Observations of elemental carbon and absorption during ACE-Asia and implications for aerosol radiative properties and climate forcing
Article first published online: 19 SEP 2003
Copyright 2003 by the American Geophysical Union.
Journal of Geophysical Research: Atmospheres (1984–2012)
Volume 108, Issue D23, 16 December 2003
How to Cite
2003), Observations of elemental carbon and absorption during ACE-Asia and implications for aerosol radiative properties and climate forcing, J. Geophys. Res., 108, 8634, doi:10.1029/2002JD003254, D23., , , , , , , and (
- Issue published online: 19 SEP 2003
- Article first published online: 19 SEP 2003
- Manuscript Accepted: 10 JUN 2003
- Manuscript Revised: 3 JUN 2003
- Manuscript Received: 30 NOV 2002
- elemental carbon;
 Measurements of elemental carbon (EC) during the Asian Pacific Regional Aerosol Characterization Experiment (ACE-Asia) show that significant amounts of EC were found in the coarse particle phase during yellow sand events. Coagulation during long-range transport is consistent with this observation. The daily averaged specific mass absorption efficiencies of EC were calculated, yielding values of 12.6 ± 2.6 and 14.8 ± 2.3 m2/g for PM10 (particulate matter <10 μm diameter) and PM1, respectively. On a limited number of days, the absorption efficiency for the coarse particles only (PM10 − PM1) was determined to be 5.7 ± 1.6 m2/g during dust days and 2.0 ± 1.0 m2/g for nondust days. These measurements suggest that fine particulate EC was internally mixed and that the dust was possibly somewhat absorbing. Specific mass absorption efficiency was observed to be inversely related to EC mass concentration, a result that does not appear to reflect only air mass aging effects. We speculate that if this observation holds on a global scale, it would reduce the effectiveness of a strategy for mitigating climate change by reducing EC emissions. Model simulations of idealized nonspherical dust radiative properties predict that scattering is strongly (by nearly a factor of 3) dependent on geometry, while absorption is a very weak function of geometry.
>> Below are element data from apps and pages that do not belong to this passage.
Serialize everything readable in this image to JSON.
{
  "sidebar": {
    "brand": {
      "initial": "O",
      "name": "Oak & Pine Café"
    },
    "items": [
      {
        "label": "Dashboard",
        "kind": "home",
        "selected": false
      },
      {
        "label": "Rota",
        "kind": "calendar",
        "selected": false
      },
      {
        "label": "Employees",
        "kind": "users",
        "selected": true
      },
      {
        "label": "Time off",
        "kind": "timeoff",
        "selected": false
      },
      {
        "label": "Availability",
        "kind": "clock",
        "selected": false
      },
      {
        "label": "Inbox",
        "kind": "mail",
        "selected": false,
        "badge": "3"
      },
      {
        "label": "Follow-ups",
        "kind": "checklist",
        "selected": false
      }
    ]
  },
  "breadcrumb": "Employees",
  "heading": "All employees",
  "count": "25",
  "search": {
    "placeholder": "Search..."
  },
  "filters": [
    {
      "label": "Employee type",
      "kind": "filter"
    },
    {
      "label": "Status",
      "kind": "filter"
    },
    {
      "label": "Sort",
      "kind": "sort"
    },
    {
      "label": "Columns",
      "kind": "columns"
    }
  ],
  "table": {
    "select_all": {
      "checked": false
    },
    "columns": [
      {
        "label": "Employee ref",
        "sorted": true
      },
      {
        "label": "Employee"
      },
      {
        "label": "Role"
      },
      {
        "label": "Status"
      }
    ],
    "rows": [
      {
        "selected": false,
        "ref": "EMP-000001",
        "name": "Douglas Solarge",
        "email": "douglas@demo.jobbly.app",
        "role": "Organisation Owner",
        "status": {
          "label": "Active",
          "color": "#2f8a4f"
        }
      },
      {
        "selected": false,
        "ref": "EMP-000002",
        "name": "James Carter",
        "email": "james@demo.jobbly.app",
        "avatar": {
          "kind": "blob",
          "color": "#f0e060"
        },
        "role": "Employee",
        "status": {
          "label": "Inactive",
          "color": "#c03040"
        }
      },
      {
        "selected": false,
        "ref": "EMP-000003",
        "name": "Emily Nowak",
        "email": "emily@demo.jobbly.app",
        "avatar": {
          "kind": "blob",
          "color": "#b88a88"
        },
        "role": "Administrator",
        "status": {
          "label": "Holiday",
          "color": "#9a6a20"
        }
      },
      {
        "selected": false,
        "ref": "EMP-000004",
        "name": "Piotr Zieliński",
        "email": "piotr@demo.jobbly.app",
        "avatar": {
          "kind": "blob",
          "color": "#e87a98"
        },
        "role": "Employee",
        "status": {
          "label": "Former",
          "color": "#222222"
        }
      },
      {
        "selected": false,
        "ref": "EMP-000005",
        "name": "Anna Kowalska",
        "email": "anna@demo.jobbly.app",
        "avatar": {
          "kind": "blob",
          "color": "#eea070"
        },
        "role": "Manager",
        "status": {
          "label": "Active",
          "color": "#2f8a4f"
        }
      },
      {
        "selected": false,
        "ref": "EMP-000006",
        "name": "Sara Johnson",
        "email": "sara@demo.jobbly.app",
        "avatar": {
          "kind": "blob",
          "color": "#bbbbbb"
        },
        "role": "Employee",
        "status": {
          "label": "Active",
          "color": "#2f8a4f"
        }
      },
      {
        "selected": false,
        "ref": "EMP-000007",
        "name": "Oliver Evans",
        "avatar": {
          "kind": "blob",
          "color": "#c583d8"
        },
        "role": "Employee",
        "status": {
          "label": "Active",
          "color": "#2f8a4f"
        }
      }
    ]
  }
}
The net change in shortwave absorption by polluted dust layers due to coagulation of EC with dust is predicted by model calculations to range between −42% and +58%, depending on the assumption about the initial mixing state of the EC and the dust optical properties, with the observations supporting values in the range of −10 to −40%.